> Task details
Read the records below. Copy each line where the string "date" occurs.

··· Data supplied

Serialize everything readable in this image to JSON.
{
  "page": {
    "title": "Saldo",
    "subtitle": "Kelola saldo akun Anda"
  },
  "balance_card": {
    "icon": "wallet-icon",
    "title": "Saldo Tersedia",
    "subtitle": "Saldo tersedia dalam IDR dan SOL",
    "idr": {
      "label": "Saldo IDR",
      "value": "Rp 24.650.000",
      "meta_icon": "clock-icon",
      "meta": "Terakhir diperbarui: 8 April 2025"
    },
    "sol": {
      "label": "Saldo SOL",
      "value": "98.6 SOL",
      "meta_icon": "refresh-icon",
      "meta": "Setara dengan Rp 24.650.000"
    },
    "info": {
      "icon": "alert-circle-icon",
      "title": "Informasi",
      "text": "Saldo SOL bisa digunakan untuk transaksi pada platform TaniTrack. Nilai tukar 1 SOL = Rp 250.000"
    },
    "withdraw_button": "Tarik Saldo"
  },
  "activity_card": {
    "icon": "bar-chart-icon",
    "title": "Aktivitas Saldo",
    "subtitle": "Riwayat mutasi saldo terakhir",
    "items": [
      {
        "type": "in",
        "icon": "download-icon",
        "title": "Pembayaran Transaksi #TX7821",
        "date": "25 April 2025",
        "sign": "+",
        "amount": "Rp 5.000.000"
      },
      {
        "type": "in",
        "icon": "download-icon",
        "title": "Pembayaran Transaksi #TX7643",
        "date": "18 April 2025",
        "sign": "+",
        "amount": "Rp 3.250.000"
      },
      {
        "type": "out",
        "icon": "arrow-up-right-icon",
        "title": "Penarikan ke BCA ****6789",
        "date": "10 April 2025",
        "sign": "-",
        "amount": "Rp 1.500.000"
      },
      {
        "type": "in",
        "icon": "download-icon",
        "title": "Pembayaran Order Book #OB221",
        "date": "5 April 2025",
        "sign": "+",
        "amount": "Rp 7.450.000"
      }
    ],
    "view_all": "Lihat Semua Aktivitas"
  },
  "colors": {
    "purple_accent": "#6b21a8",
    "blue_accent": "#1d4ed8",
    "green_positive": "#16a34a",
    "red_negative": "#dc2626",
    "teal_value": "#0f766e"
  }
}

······

> Completed exercise
        "date": "25 April 2025",
        "date": "18 April 2025",
        "date": "10 April 2025",
        "date": "5 April 2025",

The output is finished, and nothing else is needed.